*** INPUT RECORDS Section Begins ***

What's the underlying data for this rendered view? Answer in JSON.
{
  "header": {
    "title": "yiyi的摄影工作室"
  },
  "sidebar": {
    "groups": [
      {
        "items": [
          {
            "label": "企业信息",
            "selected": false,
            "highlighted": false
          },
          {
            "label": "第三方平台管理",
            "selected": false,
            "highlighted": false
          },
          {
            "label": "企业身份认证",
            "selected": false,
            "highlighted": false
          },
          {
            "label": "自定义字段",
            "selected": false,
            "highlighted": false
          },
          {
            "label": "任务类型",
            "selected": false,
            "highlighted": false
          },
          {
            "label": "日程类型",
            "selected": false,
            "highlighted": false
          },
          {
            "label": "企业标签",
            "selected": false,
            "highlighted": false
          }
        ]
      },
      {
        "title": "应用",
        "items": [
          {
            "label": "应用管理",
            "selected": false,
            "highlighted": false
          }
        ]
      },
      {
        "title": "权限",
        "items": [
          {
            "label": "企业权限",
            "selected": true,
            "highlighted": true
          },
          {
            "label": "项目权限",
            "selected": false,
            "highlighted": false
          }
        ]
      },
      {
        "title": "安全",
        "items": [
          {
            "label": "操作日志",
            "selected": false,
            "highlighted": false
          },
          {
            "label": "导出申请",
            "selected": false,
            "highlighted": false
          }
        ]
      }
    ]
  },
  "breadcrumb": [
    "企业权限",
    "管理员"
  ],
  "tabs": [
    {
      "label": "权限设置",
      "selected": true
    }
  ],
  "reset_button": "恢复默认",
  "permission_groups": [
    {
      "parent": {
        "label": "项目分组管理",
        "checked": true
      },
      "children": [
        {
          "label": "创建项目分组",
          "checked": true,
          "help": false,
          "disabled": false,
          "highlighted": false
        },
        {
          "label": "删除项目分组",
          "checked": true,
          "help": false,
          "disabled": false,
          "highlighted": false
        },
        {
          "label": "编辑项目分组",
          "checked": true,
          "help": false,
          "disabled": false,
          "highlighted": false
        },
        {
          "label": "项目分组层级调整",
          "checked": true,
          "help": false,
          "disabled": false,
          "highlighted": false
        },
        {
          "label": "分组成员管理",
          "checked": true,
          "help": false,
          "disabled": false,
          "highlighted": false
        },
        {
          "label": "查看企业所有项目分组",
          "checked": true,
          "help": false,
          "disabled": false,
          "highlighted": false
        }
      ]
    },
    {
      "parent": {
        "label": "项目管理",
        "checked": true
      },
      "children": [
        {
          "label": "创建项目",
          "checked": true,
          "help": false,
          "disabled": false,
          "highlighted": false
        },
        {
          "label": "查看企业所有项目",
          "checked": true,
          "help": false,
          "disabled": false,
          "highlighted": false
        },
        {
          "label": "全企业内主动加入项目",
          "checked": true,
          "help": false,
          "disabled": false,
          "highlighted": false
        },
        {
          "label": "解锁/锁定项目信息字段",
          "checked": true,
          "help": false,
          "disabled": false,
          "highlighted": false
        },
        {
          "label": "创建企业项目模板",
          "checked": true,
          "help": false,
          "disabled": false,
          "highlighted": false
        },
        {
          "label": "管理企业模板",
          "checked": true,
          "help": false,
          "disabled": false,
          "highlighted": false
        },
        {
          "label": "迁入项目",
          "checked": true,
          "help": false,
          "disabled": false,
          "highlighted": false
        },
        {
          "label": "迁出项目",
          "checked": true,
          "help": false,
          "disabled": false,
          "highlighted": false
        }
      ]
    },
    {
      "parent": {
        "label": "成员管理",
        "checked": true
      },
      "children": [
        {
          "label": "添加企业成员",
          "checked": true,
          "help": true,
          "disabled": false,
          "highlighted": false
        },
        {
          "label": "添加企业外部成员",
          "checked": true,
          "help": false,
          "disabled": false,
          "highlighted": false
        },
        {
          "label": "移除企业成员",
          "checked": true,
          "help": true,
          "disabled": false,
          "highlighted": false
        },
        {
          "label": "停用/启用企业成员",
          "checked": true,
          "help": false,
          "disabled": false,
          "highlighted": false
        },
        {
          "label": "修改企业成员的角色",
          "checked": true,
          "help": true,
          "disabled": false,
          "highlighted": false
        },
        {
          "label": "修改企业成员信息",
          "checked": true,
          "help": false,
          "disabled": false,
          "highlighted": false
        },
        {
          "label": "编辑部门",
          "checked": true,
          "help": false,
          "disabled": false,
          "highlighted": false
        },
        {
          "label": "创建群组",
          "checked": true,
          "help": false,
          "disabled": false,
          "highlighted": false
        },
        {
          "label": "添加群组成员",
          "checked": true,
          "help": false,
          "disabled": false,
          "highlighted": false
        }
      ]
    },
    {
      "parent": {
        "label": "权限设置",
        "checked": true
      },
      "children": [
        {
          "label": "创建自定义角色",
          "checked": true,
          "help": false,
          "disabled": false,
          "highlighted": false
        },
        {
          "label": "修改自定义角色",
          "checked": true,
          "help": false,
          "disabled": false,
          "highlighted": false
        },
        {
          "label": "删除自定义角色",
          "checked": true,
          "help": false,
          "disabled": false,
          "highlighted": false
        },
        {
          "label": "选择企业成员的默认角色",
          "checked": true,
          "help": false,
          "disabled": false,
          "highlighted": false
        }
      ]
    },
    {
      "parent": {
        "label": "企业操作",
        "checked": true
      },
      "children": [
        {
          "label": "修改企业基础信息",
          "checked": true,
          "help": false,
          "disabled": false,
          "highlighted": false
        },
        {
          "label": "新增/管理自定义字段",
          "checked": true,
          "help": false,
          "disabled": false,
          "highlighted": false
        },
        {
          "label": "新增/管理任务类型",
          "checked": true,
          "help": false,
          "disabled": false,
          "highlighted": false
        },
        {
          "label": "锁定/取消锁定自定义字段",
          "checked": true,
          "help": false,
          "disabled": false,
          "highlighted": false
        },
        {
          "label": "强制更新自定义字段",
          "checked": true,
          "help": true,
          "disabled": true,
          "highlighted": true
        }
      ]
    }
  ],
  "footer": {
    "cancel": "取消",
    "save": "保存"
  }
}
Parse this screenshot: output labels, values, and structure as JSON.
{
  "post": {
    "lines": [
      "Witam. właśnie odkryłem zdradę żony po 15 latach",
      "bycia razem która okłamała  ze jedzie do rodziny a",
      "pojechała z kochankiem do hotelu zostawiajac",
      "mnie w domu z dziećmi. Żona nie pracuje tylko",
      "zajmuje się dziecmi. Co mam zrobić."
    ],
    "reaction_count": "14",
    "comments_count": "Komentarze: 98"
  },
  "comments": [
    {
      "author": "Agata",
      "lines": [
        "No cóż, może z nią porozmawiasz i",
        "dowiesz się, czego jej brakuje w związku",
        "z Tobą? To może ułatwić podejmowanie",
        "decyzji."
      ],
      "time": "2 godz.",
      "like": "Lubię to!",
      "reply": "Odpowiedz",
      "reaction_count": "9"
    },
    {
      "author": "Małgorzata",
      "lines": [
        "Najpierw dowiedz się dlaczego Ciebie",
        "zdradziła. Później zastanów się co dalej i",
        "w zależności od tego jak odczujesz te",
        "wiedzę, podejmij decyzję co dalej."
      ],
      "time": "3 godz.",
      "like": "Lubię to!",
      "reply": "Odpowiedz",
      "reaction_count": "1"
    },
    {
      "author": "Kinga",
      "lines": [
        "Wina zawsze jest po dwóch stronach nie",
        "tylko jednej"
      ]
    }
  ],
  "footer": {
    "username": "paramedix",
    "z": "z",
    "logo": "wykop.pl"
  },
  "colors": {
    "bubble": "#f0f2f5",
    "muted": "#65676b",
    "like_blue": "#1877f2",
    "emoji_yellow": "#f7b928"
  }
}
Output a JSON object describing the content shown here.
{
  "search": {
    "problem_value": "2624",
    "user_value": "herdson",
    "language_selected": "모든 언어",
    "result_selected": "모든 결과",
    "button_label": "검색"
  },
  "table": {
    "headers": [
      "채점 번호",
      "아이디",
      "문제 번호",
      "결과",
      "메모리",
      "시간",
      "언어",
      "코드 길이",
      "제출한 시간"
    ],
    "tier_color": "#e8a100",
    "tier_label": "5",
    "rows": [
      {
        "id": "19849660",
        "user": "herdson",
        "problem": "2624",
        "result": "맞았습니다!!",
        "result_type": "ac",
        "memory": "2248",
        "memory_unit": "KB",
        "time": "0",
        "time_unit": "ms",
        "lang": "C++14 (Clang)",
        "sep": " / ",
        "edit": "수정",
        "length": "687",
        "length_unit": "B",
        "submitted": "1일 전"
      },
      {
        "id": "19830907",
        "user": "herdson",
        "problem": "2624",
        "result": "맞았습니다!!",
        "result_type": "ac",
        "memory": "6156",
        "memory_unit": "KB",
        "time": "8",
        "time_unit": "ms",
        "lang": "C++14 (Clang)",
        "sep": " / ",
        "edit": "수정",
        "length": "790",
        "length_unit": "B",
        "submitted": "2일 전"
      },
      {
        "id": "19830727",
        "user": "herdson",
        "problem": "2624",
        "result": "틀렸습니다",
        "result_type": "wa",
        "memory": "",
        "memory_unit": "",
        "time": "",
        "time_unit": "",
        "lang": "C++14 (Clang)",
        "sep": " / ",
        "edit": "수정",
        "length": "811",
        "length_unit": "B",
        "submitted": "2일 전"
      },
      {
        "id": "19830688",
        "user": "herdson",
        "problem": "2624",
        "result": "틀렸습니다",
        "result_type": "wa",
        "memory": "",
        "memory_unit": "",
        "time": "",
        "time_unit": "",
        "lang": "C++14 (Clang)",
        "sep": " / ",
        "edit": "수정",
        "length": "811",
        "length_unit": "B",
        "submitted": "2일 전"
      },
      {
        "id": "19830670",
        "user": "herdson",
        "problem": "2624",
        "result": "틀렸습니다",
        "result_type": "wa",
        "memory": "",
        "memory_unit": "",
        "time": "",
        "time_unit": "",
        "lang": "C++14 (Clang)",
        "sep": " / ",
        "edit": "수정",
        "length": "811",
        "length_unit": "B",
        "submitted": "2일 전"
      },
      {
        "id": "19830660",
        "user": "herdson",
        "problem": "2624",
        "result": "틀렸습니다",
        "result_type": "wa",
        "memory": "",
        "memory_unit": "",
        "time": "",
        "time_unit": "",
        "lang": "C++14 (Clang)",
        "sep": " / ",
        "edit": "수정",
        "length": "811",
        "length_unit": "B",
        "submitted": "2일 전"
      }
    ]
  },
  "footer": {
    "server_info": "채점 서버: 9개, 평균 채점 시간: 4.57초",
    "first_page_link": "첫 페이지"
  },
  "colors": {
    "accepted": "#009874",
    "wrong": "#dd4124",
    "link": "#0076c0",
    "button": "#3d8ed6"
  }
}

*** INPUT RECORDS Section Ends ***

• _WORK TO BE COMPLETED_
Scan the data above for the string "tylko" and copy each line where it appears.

• _EXERCISE SOLUTION_
      "mnie w domu z dziećmi. Żona nie pracuje tylko",
        "tylko jednej"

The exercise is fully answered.